Association leadership in the new decade (panel discussion)

Jacinta King (President) – Cosmetic Nurses Association (CNA)
Tina Viney (CEO) – Aesthetics Practitioners Advisory Network (APAN)
Julie Martin (Chair) – New Zealand Board of Professional Skin Therapists (NZBPST)
Jennifer Byrne (President) – Australian Society of Dermal Clinicians (ASDC)

Professor Terry Everitt

Over the past 24 months the world has experienced incredible changes due to the global pandemic and beyond. These challenges have brought about a new focus on the important role that industry peek bodies play in providing meaningful support to their members and constituents. This panel discussion will explore the current industry changes that industry bodies have identified and the role, responsibilities and focus of each body. The panel will review:

  • Current industry challenges and potential solutions
  • How redefining and updating industry standards is the essential tool in creating a more credible professional community
  • The new focus on Ethics and Standards underpinning consumer safety and industry recognition
  • The issue of regulatory pursuit and the role of self-regulation
  • Why industry collaboration is essential in new decade.
About Jacinta King, Tina Viney, Julie Martin, Jennifer Byrne

Jacinta King: President, Cosmetic Nurses Association (CNA)

Jacinta’s extensive leadership and management skills were initially developed as an Officer in the Australian Air Force. Since then, she has worked in senior roles within Queensland Health instrumental in the planning and commissioning of the newly built 750 bed Sunshine Coast University Hospital. Jacinta has been a Director of her own cosmetic business since 2016 and more recently is a treating senior nurse at Artisan Aesthetics Group. This experience demonstrates a confident leader and businesswoman, with professional communication abilities and an ability to collaborate and lead multidisciplinary teams.

Jennifer Byrne: Chairperson, Australian Society of Dermal Clinicians (ASDC)

Jennifer is a lecturer and the clinical coordinator for the Dermal Science and Therapy Discipline for the College of Health & Biomedicine at Victoria University (Melbourne). This role involves liaising with industry to develop opportunities and recognition for Dermal Clinicians working with clients in skin health, integrity, and management within health care, including plastics and community health care.  Jennifer’s teaching and research interest areas focus on the clinical and an interdisciplinary approach to Dermal Therapy including clinical governance and standardising practice.

Julie Martin: Chairperson, New Zealand Board of Professional Skin Therapies (NZBPST)

Julie has over 37 years of experience both as a practitioner, tutor and technical adviser, mentor, and trouble-shooter for businesses within the beauty and aesthetics industry.  Having served on association boards she has extensive experience as a Liaison Officer to Councils and Government agencies, where she represented the industry at Council workshops, mediated complaint resolutions, written reports for Health regulatory boards, Disputes Tribunal, Health and Disabilities Commission and appeared as an expert witness in civil court cases.  Julie believes that creating a healthier industry that strengthens the integrity and identity of the profession and advocates best practice for the industry requires changes to be implemented to reflect those needs. With the support and encouragement of other like-minded professionals, Julie initiated the launch of a new industry body – the New Zealand Board of Professional Skin Therapies, which she founded and chairs.

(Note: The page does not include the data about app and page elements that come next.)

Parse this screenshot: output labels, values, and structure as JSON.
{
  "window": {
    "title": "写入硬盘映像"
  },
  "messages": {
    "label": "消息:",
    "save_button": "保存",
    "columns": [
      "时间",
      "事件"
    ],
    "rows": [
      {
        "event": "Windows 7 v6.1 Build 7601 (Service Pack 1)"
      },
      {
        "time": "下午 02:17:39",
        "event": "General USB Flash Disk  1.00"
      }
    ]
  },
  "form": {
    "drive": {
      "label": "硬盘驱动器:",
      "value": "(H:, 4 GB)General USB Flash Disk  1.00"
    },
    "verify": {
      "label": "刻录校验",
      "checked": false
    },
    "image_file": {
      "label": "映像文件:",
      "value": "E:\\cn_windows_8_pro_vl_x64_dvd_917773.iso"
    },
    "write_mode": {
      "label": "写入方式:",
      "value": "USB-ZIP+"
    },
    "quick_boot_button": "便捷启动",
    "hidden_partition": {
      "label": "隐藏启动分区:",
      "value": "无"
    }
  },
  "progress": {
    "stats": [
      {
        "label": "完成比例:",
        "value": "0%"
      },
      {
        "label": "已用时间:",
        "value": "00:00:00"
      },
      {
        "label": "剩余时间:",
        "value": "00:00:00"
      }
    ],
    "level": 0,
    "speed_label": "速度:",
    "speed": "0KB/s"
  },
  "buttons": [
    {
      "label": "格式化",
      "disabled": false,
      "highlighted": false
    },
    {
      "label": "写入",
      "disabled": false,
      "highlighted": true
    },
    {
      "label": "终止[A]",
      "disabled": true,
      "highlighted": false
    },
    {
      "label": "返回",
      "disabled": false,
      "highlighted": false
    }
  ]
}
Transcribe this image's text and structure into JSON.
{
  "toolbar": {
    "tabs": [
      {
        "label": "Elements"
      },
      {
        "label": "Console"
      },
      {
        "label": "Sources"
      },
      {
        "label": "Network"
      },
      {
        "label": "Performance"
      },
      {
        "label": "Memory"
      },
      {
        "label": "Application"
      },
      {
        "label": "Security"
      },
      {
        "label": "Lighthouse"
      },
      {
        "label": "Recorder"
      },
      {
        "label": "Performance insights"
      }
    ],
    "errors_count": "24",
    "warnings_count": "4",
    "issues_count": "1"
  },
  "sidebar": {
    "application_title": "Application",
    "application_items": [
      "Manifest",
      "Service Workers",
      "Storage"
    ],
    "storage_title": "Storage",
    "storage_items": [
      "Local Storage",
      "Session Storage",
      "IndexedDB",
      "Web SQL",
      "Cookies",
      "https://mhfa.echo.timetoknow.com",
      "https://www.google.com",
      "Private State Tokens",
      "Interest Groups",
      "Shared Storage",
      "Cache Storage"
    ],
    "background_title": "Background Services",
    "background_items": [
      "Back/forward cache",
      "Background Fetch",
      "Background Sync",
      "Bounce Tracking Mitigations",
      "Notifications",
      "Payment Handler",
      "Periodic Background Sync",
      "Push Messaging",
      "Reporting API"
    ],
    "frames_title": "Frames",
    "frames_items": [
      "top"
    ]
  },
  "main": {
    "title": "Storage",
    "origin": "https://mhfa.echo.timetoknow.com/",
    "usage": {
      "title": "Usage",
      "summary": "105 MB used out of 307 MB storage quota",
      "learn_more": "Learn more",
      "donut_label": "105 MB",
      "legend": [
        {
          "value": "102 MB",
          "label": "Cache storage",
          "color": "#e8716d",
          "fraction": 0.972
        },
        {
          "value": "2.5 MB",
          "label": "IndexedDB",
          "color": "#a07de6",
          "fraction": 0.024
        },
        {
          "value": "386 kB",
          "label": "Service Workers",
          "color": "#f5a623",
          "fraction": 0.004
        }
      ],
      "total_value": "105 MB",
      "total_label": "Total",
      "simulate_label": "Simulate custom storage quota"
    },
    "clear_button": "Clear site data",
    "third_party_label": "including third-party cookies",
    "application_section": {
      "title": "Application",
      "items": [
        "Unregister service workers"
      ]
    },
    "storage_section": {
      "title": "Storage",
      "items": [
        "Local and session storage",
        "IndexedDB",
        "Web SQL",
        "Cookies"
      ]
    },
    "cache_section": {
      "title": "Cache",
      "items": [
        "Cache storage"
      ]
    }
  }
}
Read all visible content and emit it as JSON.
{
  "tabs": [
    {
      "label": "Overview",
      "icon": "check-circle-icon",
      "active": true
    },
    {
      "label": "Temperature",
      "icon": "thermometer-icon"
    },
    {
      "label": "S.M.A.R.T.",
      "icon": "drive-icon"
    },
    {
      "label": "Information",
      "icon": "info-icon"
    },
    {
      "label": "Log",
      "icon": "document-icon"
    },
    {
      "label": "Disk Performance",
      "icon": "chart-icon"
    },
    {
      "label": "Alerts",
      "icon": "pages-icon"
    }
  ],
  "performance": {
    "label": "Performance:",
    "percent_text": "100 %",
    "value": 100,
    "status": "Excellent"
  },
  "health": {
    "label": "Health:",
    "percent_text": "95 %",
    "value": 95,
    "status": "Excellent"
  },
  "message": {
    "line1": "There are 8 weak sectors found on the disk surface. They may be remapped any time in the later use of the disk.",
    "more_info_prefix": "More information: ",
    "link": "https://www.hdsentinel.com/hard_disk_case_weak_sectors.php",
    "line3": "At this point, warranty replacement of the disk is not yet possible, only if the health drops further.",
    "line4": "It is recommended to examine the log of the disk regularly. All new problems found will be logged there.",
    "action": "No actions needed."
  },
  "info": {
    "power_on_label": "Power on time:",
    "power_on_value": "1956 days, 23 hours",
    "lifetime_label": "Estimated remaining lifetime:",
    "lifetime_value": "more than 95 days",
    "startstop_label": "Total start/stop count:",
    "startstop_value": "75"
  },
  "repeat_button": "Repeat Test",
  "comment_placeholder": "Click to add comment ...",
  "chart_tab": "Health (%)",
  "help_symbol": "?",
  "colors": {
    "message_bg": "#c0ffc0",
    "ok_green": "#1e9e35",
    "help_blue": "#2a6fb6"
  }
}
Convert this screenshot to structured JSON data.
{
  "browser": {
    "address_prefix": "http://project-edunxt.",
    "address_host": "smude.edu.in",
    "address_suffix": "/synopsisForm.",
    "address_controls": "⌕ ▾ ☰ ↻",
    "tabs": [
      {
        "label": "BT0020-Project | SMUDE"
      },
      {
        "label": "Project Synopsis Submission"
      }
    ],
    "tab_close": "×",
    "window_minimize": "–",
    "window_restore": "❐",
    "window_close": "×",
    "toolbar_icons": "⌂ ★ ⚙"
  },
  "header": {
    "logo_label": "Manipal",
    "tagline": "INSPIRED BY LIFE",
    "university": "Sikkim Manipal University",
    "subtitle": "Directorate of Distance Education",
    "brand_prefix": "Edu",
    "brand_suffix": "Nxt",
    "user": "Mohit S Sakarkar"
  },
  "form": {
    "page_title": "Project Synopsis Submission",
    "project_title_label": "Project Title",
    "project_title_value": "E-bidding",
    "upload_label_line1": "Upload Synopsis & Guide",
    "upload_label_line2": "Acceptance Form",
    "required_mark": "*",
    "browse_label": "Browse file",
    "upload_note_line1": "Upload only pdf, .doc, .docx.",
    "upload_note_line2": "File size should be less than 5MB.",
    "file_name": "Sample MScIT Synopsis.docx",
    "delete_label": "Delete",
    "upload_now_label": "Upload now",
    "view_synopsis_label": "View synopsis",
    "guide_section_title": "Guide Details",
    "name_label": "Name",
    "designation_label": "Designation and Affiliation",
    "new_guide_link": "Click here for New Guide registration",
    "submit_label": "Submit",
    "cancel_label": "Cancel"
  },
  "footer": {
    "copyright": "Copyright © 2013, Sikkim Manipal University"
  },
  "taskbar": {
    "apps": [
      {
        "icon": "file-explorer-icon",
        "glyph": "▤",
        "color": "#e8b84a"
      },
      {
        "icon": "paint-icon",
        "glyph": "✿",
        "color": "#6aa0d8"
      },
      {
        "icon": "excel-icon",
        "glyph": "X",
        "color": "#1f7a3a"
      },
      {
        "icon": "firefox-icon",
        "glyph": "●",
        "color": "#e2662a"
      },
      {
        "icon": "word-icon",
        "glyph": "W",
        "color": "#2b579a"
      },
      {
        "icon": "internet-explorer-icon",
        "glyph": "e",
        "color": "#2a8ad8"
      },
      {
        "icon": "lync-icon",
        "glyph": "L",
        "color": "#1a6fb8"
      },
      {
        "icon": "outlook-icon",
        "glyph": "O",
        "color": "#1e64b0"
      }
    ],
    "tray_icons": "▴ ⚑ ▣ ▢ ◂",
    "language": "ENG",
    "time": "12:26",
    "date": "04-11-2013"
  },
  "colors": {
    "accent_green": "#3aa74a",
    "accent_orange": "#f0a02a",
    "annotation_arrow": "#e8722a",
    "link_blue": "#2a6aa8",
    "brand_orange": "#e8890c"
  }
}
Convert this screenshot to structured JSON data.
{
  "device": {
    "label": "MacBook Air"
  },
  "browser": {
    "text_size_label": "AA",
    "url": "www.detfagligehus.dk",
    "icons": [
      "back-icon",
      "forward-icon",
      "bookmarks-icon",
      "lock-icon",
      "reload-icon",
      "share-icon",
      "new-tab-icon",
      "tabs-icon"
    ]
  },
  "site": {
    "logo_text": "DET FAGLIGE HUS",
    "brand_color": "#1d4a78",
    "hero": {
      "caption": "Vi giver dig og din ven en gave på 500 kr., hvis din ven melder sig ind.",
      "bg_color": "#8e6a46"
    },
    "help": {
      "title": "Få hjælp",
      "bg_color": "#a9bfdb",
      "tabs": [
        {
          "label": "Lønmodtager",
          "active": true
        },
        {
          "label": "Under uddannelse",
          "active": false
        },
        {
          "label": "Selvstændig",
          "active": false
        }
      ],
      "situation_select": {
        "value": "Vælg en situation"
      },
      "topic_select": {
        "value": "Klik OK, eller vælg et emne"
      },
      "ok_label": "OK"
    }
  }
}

Tina Viney: CEO, Aesthetics Practitioners Advisory Network (APAN)

Tina has both broad and specialised experience in industry standards and education, which she has gained over 48 years of service on association boards within the aesthetics industry, and through her contribution to the process of regulations with government agencies.  In the past 28 years, her focus has been on governance, qualifications, and regulation. Through her foresight into industry changes, she identified that the aesthetics industry was evolving towards allied health and this would require higher education to protect the future of skin and age-management practitioners from their services moving exclusively into cosmetic medicine. In 1994 she approached the New England University to develop a degree qualification resulting in the launch in 1995 of the first Bachelor qualification with its own aesthetics nomenclature.  This elevated the status of the profession to move forward on a stronger scientific foundation. Today, there are several degree programs in clinical aesthetics and dermal therapies.  Tina is a strong advocate of the important role which industry bodies play in defining and advocating standards that will best serve their industry for the purpose of safety and efficacy in the practices they perform while supporting the reputation of the profession and protecting its future.